The birth of engine and car has changed it all: first the wealthiest ones, then more and more people from every social class have had access to this instrument which brought a real revolution – as it always happens with every tool, one can use it consciously or abuse it until they are no longer the user and become the used one.

Car, train, ship, plane: they have accelerated travelling times and have made them more fitting in a society that is faster and faster; they have also made our life easier and more comfortable – at the point though that we have become so lazy and sluggish that we don’t even want to walk 200 ms and we often can’t do that without being out of breath.

From nomads to lazy, unhealthy, obese beings – one of the many side effects of progress.


Back in May I had an abdominal surgery and I lived the unpleasant (to say the least) but luckily temporary experience of not even being able to do the basic daily movements that we take for granted without feeling an intense pain – I am talking of movements such as getting up from bed or walking.

As it usually happens when we are forced into doing or not doing something, I began feeling this irrepressible longing for walking, for walking a lot, for using again my feet as a means of transport for distances longer than the 1-2 kms I usually walk every day in town.


I gave myself time to heal, to recover, to take care of myself; then I tried this walking thing again: at first it was just a few metres (that left me exhausted), then I got to walk longer and longer until one day I took 5000 steps – then I needed a few days of rest but it still was a joyful experience.

I then started planning my venture: walking about 7 kms uphill from Cetona to Sarteano (both towns in the Italian province of Siena) – I can now say that it wasn’t much of a challenge, but it surely wasn’t something most people do regularly, above all a month after having surgery.

I fixed the date on my diary, but I didn’t go through with the first try.
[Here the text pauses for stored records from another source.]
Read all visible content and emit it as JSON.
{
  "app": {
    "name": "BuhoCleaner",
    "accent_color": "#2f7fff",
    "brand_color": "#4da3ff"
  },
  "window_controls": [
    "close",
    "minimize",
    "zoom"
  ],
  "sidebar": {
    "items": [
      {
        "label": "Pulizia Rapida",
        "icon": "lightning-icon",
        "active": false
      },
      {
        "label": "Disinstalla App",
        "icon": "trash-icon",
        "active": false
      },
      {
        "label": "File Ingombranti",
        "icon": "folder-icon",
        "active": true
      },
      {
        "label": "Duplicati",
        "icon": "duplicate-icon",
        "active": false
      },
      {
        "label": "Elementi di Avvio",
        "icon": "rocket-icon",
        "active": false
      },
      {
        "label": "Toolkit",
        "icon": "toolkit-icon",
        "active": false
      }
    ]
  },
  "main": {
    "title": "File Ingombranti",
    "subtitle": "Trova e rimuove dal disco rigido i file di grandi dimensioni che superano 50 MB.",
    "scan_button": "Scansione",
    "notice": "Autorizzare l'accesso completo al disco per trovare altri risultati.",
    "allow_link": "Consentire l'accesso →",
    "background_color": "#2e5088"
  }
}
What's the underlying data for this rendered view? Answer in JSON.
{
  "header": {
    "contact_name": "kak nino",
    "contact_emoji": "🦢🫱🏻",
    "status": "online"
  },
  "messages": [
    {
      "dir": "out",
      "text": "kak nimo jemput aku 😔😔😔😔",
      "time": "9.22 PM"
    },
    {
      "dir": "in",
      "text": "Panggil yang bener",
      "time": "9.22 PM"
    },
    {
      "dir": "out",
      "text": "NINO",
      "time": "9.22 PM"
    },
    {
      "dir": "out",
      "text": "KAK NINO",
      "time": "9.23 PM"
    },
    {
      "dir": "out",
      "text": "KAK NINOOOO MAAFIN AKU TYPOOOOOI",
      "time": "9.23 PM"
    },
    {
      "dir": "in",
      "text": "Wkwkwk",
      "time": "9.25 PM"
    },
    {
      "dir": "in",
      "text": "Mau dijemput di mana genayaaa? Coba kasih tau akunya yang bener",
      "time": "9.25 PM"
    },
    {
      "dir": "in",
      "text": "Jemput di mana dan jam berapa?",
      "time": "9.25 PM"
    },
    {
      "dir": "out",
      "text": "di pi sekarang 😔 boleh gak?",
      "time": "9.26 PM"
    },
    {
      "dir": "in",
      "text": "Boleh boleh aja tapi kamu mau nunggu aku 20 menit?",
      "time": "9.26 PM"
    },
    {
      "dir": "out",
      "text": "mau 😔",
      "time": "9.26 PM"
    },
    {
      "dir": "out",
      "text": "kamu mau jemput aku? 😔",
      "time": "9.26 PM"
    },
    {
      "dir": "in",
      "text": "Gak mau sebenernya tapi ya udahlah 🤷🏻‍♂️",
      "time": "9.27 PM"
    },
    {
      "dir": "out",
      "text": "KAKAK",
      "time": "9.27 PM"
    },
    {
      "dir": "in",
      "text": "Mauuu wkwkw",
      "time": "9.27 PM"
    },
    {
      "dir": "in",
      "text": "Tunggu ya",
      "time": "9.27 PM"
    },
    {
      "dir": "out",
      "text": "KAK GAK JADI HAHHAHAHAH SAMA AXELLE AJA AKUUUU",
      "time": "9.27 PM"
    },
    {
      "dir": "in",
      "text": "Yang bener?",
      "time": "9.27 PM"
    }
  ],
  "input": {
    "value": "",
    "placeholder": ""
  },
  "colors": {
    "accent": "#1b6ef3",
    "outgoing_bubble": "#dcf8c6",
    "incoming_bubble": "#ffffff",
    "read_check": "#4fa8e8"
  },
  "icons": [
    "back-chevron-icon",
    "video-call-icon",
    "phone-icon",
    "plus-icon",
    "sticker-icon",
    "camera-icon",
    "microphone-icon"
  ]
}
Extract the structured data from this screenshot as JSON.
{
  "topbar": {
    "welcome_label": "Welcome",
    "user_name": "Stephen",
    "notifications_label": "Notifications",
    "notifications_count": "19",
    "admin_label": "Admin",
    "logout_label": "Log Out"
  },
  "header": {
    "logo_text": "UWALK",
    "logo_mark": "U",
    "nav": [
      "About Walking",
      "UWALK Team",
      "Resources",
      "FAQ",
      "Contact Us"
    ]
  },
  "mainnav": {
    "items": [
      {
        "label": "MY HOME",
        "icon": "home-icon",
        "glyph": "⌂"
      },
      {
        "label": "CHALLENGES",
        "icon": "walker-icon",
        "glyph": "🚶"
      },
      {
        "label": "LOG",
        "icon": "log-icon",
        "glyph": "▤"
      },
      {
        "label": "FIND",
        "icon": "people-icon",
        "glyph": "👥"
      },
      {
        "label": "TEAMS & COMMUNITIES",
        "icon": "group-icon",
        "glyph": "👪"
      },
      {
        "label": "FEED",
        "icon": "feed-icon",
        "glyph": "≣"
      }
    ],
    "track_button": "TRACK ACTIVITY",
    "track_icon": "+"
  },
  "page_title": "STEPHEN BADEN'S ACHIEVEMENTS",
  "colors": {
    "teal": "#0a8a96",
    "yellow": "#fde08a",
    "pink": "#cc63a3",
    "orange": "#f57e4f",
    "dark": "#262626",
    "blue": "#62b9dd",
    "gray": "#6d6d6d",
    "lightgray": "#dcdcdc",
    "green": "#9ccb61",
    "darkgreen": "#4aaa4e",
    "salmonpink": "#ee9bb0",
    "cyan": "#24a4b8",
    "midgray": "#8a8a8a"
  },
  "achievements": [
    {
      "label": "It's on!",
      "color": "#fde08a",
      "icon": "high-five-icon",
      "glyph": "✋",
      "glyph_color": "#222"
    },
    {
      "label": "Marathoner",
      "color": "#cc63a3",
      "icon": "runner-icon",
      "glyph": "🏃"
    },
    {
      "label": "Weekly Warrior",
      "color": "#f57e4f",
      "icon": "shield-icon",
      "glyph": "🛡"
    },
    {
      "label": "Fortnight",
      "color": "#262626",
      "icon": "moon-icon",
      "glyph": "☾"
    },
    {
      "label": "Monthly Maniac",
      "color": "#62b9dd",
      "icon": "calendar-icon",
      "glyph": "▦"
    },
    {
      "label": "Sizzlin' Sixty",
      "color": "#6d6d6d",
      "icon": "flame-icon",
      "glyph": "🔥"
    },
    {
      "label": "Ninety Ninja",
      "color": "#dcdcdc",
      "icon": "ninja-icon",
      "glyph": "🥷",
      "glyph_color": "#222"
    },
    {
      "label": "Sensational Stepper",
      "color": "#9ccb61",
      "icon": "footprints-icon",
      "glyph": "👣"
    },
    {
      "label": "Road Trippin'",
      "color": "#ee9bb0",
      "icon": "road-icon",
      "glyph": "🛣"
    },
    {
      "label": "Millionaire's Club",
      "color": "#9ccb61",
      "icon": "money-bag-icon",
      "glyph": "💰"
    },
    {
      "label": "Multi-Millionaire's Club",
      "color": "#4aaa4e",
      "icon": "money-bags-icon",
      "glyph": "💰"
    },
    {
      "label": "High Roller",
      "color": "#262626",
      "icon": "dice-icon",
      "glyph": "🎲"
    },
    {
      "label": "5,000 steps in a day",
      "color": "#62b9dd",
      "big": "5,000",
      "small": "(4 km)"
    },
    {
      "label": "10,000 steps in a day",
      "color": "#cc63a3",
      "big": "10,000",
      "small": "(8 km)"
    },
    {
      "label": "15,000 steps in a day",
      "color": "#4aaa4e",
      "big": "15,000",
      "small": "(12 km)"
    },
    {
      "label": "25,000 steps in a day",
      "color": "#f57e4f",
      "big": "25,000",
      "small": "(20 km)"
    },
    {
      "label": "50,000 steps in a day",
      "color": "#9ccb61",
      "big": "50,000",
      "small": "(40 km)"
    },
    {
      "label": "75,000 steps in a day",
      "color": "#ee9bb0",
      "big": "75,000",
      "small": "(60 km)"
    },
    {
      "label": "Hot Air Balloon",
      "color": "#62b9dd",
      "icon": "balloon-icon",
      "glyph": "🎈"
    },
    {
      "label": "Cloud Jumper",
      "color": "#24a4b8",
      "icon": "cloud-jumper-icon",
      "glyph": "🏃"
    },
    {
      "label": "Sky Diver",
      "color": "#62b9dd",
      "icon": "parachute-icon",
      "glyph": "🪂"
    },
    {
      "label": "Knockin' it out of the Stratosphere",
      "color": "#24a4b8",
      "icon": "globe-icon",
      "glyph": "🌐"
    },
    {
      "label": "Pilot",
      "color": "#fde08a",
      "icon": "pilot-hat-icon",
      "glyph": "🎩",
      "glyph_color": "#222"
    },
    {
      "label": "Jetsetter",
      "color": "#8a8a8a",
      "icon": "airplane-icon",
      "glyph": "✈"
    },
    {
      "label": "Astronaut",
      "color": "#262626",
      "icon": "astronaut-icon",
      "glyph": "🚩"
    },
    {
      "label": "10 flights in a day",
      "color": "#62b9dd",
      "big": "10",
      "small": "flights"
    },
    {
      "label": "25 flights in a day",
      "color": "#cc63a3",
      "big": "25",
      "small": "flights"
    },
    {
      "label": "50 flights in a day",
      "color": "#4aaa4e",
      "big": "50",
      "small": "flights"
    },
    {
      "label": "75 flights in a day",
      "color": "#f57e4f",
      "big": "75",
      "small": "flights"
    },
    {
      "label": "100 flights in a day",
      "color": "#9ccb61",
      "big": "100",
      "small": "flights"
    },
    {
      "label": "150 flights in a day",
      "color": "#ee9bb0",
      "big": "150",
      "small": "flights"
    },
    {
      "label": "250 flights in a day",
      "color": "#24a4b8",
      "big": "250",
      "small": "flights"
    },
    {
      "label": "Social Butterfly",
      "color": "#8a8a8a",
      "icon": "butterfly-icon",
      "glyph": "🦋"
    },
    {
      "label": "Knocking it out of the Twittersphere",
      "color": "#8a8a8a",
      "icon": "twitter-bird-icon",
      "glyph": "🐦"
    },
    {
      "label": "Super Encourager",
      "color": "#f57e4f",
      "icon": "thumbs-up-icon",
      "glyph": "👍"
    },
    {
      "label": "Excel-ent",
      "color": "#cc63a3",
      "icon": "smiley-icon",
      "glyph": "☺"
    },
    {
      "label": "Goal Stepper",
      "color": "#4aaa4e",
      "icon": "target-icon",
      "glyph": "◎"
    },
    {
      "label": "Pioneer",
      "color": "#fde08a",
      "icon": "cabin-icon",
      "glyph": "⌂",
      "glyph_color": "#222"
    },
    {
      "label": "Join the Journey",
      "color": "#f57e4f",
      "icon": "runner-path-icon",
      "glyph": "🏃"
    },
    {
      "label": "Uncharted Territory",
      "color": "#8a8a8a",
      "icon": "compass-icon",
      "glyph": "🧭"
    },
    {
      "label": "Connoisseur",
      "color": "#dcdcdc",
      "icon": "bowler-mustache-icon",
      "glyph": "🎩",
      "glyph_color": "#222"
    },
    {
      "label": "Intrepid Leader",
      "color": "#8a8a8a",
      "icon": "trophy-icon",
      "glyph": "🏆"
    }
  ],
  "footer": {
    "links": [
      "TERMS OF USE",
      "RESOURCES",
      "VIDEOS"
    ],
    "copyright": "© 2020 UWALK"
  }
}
I let family and friends’ doubts persuade me that I wasn’t ready as I had just recovered.

After a short while though the right mix of factors (a much needed digital detox, the need to release tension and thoughts, learning about Darinka Montico thanks to Mangia Vivi Viaggia) gave me the motivation and the strength to really try: I stopped listening to my loved ones’ worries and started walking.




A little trip made of 9000 steps, among asphalt and nature, in the still-fresh air of a Summer morning,

re-discovering this body’s potential, a body which is strong, which knows how to thrive again after every hardship (many she has already encountered in almost 27 years), even when I don’t trust her, even when I don’t believe,

facing myself, facing my fears, wounds, shadows, and remembering that the only way to overcome discomfort (the one you feel when what you have repressed starts coming to surface, to awareness) is through and that we (each and every one of us) have all we need to do so, because our potential goes way beyond what we can imagine,

finding again the Connection with Nature and remembering that She is always present to support us and that, if we let Her, She is ready to nourish us and to give us the energy and the strength we need for every experience and every adventure,

and, above all, remembering Natural Rhythms and the well-Being and Beauty derived from the Re-Connection with the Rhythms and Cycles that belong to us and to all that, with us, is Nature – the Earth one, the Sky one.


I arrived at my destination with a heart full of joy and with the desire of walking more and more and more.
Yes, I was tired but I had also fallen in love with slow travelling, the kind of travelling that reconnects us with a truer dimension of life, the one that allows to enjoy everything that is around us, everything that is, and that reminds us the deep meaning of our existence – in touch with ourselves and Nature.
The travelling at Human’s pace.


Much of what I experienced is hardly translateable into this limited verbal human language.
I trust that these images will easily talk straight to your Heart:



With Love and in Love,